Tuple’s excellent Pair Programming Guide covers everything from getting started with pair programming to scientific research on the subject.
Developers often prefer to work alone on tasks and issues, even when the work could be split into smaller tasks and worked on side-by-side. Engineers feel more productive when they don’t have to deal with the "overhead" of coordinating with others. However, this often leads to more siloing of knowledge and less knowledge sharing within the team.
Many people know work-in-progress (WIP) limits only as a Lean/Kanban to improve the flow of work. But having a sensible WIP limit improves learning through collaboration. As an added bonus, it also leads to much better code reviews.
You can read our blog post on decreasing issue cycle time to figure out if you’re working on too many things simultaneously and would benefit from WIP limits.
Design documents, RFCs, or just "documented plans" are a great way to enable learning on the job. When done well, the document explains why the chosen solution is the best from both product and technical perspectives. It considers the tradeoffs of different approaches and highlights the most important non-functional requirements that contribute to the solution, like accessibility, performance, and user experience.
Reading a highly contextual document like this allows developers to learn how other — often more experienced — people think about technical decisions. The developers writing the design documents also learn valuable skills: system design, communicating technical decisions, and how to motivate and inspire peers to adopt a solution.
Organizing study groups within your engineering organization is a great tool for peer-to-peer learning. This is especially true when you have more than a handful of engineers spread across multiple teams. Trying to apply books or courses to day-to-day work is not always easy — and may lead to people "trying out stuff" on your codebase just to learn. When people who work in the same context discuss the material, it’s easier to identify valuable learnings.

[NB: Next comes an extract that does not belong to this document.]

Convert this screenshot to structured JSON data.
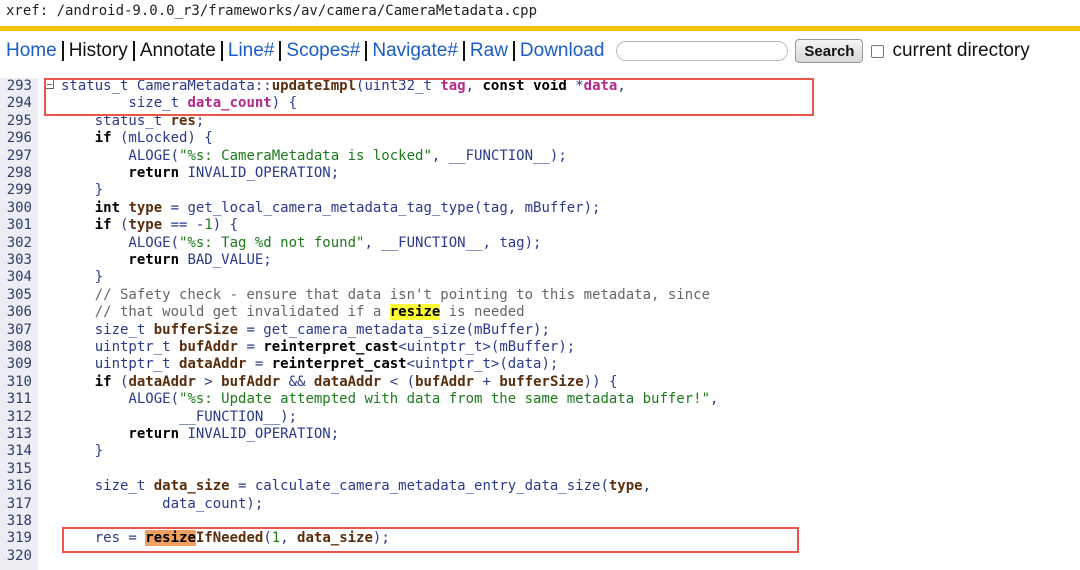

Often, the best part of study group meetings is going beyond the material by having people share their own experiences and different angles on the subject. This is especially true for books/materials that cover high-level principles (e.g., books like "Domain-Driven Design" and "Working with Legacy Code.")
I’m planning on writing a full guide on running great peer study groups (let me know if you’re interested in reading it.) For now, these are the steps we used at Vincit to run study groups at scale:
- Find a topic, a book, or a course that 4-10 engineers in your organization are interested in. Optionally, find 1-2 "expert members" from your company who can participate. Choose a person responsible for organizing the study group meetings.
- Set up a 30-60 minute meeting with a weekly recurring calendar invite for the study group. The larger the group, the more time you need. The meeting can be an extended company-paid lunch.
- For every meeting, choose a section of the material that everyone can go through beforehand. E.g., for books, we used less than 50 pages. Participants are expected to go through this material at their own pace in between meetings.
- Start the meetings by having everyone go through their notes or thoughts on the material. Discuss.
When the material for the study group is highly related to the participants’ current project, they can apply the learnings almost immediately. Other materials will usually pay dividends in the long run.
One of the best ways to get excited about learning is through the people around you. This is why building a culture of sharing learnings with peers is so important. For example, you can watch engineering talks together, share links to interesting content on company Slack, or have sessions where team members share their knowledge on some topic.
Not everyone will read every excellent blog post on Slack or attend every session, but whenever they do, they’re likely to learn something useful. Positive learning experiences create a virtuous cycle and motivate people to learn more.
Have you tried out any of these practices? What has worked? Discuss your experiences and share your tips with us on Twitter: